Despite his devotion to a healthy lifestyle (and vegetarianism), my father occasionally craves a Burger King Whopper. I have been known to go to ridiculous lengths for an order of fries from the O, only to collapse into hibernation post-fries. Tavern 1947 takes these unhealthy cravings and compiles them into one menu: short ribs, pulled pork, macaroni with bacon. It reads like a doctor’s list of “Foods to Avoid.”
Tavern frites are a perfect example of this level of indulgence: thick-cut potato wedges are covered in melted pimento cheese and shredded pork. Of course it’s salty, but the thick slices of fries are surprisingly soft in the center, and would be just as good more simply arranged. An appetizer of minis is a slightly less heavy appetizer options. The “minis” are a sampling of three different sandwich options, all in cute little buns, each with a different meat. All are tasty snacks, if not distinctive in-of-themselves.
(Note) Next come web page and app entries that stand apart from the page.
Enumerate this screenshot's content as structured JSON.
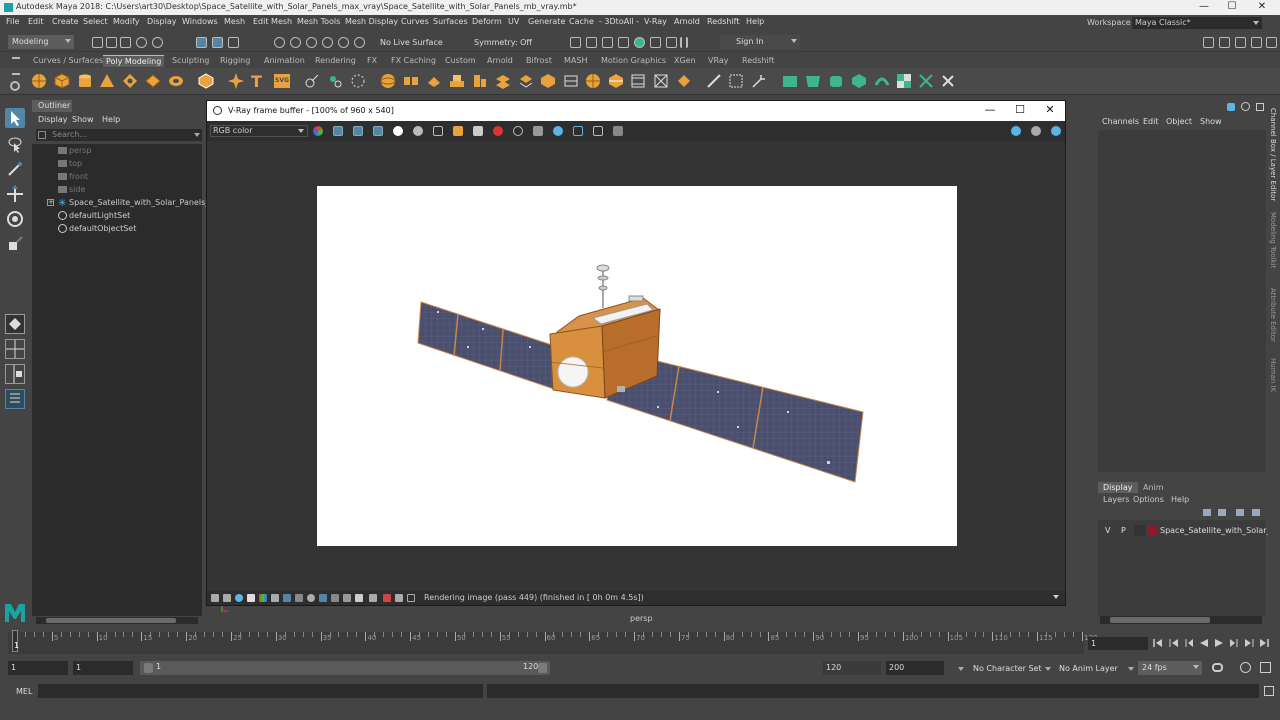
{
  "window": {
    "title": "Autodesk Maya 2018: C:\\Users\\art30\\Desktop\\Space_Satellite_with_Solar_Panels_max_vray\\Space_Satellite_with_Solar_Panels_mb_vray.mb*",
    "minimize": "—",
    "maximize": "☐",
    "close": "✕"
  },
  "menubar": {
    "items": [
      "File",
      "Edit",
      "Create",
      "Select",
      "Modify",
      "Display",
      "Windows",
      "Mesh",
      "Edit Mesh",
      "Mesh Tools",
      "Mesh Display",
      "Curves",
      "Surfaces",
      "Deform",
      "UV",
      "Generate",
      "Cache",
      "- 3DtoAll -",
      "V-Ray",
      "Arnold",
      "Redshift",
      "Help"
    ],
    "workspace_label": "Workspace :",
    "workspace_value": "Maya Classic*"
  },
  "statusline": {
    "mode": "Modeling",
    "live_surface": "No Live Surface",
    "symmetry": "Symmetry: Off",
    "sign_in": "Sign In"
  },
  "shelf": {
    "tabs": [
      "Curves / Surfaces",
      "Poly Modeling",
      "Sculpting",
      "Rigging",
      "Animation",
      "Rendering",
      "FX",
      "FX Caching",
      "Custom",
      "Arnold",
      "Bifrost",
      "MASH",
      "Motion Graphics",
      "XGen",
      "VRay",
      "Redshift"
    ],
    "active_tab": "Poly Modeling",
    "text_icon": "T",
    "svg_icon": "SVG"
  },
  "outliner": {
    "title": "Outliner",
    "menu": [
      "Display",
      "Show",
      "Help"
    ],
    "search_placeholder": "Search...",
    "items": [
      {
        "label": "persp",
        "type": "camera",
        "dim": true
      },
      {
        "label": "top",
        "type": "camera",
        "dim": true
      },
      {
        "label": "front",
        "type": "camera",
        "dim": true
      },
      {
        "label": "side",
        "type": "camera",
        "dim": true
      },
      {
        "label": "Space_Satellite_with_Solar_Panels_nc",
        "type": "group",
        "dim": false
      },
      {
        "label": "defaultLightSet",
        "type": "set",
        "dim": false
      },
      {
        "label": "defaultObjectSet",
        "type": "set",
        "dim": false
      }
    ]
  },
  "vfb": {
    "title": "V-Ray frame buffer - [100% of 960 x 540]",
    "channel": "RGB color",
    "status": "Rendering image (pass 449) (finished in [ 0h  0m  4.5s])"
  },
  "viewport": {
    "camera": "persp"
  },
  "channelbox": {
    "menu": [
      "Channels",
      "Edit",
      "Object",
      "Show"
    ],
    "layer_tabs": [
      "Display",
      "Anim"
    ],
    "layer_menu": [
      "Layers",
      "Options",
      "Help"
    ],
    "layer_row": {
      "v": "V",
      "p": "P",
      "name": "Space_Satellite_with_Solar_Par",
      "color": "#8b1a2a"
    }
  },
  "side_tabs": [
    "Channel Box / Layer Editor",
    "Modeling Toolkit",
    "Attribute Editor",
    "Human IK"
  ],
  "timeline": {
    "ticks": [
      "1",
      "5",
      "10",
      "15",
      "20",
      "25",
      "30",
      "35",
      "40",
      "45",
      "50",
      "55",
      "60",
      "65",
      "70",
      "75",
      "80",
      "85",
      "90",
      "95",
      "100",
      "105",
      "110",
      "115",
      "120"
    ],
    "current_frame": "1",
    "frame_field": "1"
  },
  "range": {
    "start": "1",
    "playback_start": "1",
    "bar_start": "1",
    "bar_end": "120",
    "playback_end": "120",
    "end": "200",
    "character_set": "No Character Set",
    "anim_layer": "No Anim Layer",
    "fps": "24 fps"
  },
  "command": {
    "label": "MEL"
  },
  "colors": {
    "accent": "#5285a6",
    "maya_logo": "#1aa3a3",
    "shelf_orange": "#e8a33c",
    "shelf_green": "#3fb58f"
  }
}
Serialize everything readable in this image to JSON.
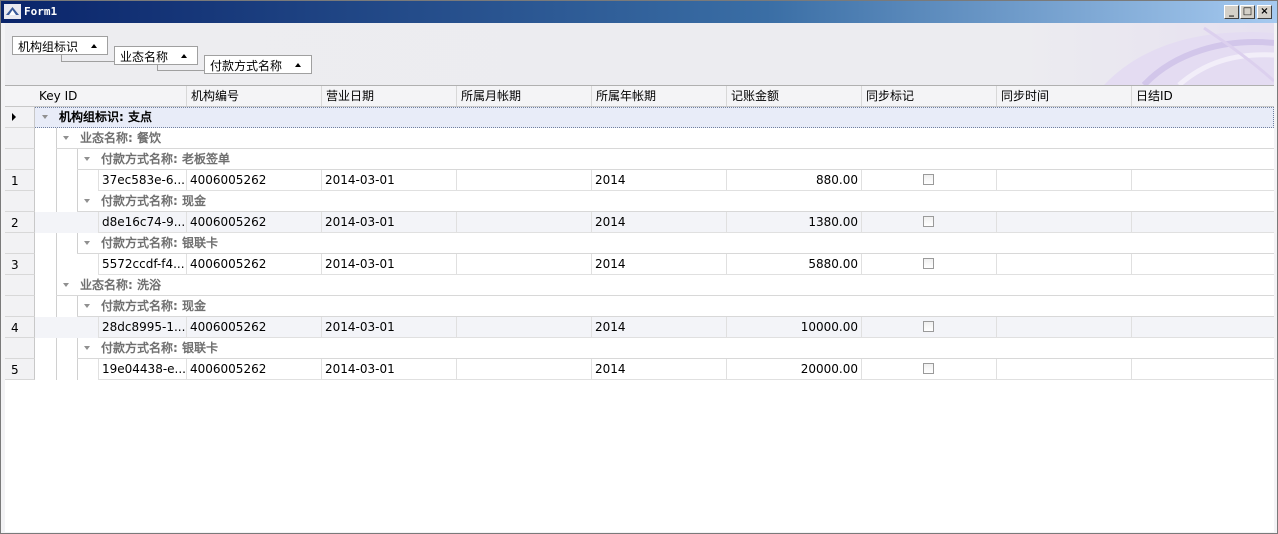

Unfortunately, lighter options do not hold up. A salad with roast vegetables is just sad-looking lettuce with roasted mushrooms, peppers and squash. With a clever twist, four options of homemade salad dressing are served in a cardboard beer four-pack. They range from a simple Balsamic to a creamy Horseradish Lemon, though somehow they all manage to be bland.
The star of the menu is the Mac’n’Cheese. 1947 Tavern offers four varieties of this entrée, ranging from the unadorned to one topped with spare ribs. The Mac’n’Veggies , while rich, is not particularly flavorful, mostly due to its hollow béchamel sauce. The roasted veggies of the salad reappear in the pasta, but their flavor was mostly lost in the thick cream sauce. The pasta itself, however, is wonderfully al dente, adding a solid texture to noodles. A sinful Mac and Bacon uses a smoky, spicier pimento cheese sauce instead of the béchamel, yielding significantly better results. Of course it is rich to the point that after two bites it’s difficult to continue. But the peppery pimento coupled with crisp bacon makes it equally difficult to stop eating.
Tavern 1947 also offers more reserved sandwiches and this simplicity seems to pay off. 1947 Tavern’s take on the classic French Dip is simple but satisfying. Piles of roast beef and a slice of cheese are piled onto a fantastically crisp baguette from Allegro Hearth Bakery. A bowl of its juices, enhanced with rosemary, is served on the side. Dipping the sandwich in the juices softens up the crusty bread and adds a salty, savory flavor. Sandwiches also come with a choice of fries, Asian slaw, or a side salad. The Asian slaw is strangely flavorless, with a sprinkling of sunflower seeds adding only textual variation. But with the Tavern’s sizeable sandwiches, the sides are more of an afterthought.
During all of this caloric overloading, the atmosphere is comfortable and casual. Dim lighting from elegant square lamps reveals a tidy (and TV-less) bar. Booths are comfy, and a chalkboard in the back displays specialties and the twenty-five varieties of bourbon.
After leaving Tavern 1947, it’s difficult not to feel heavier and slightly disappointed. The generous portions of Mac’n’Cheese can no doubt satisfy any hungry visitor, but the dishes themselves hardly seem worth the added heft they carry. But as the name suggests, it is above all else, a neighborhood bar. With its welcoming and subdued ambiance, 1947 Tavern is a lovely place to spend an evening. It just may not be the best place for a meal.
(1947 Tavern is located at 5744 Ellsworth Avenue in Shadyside. Prices range from $9-$14.)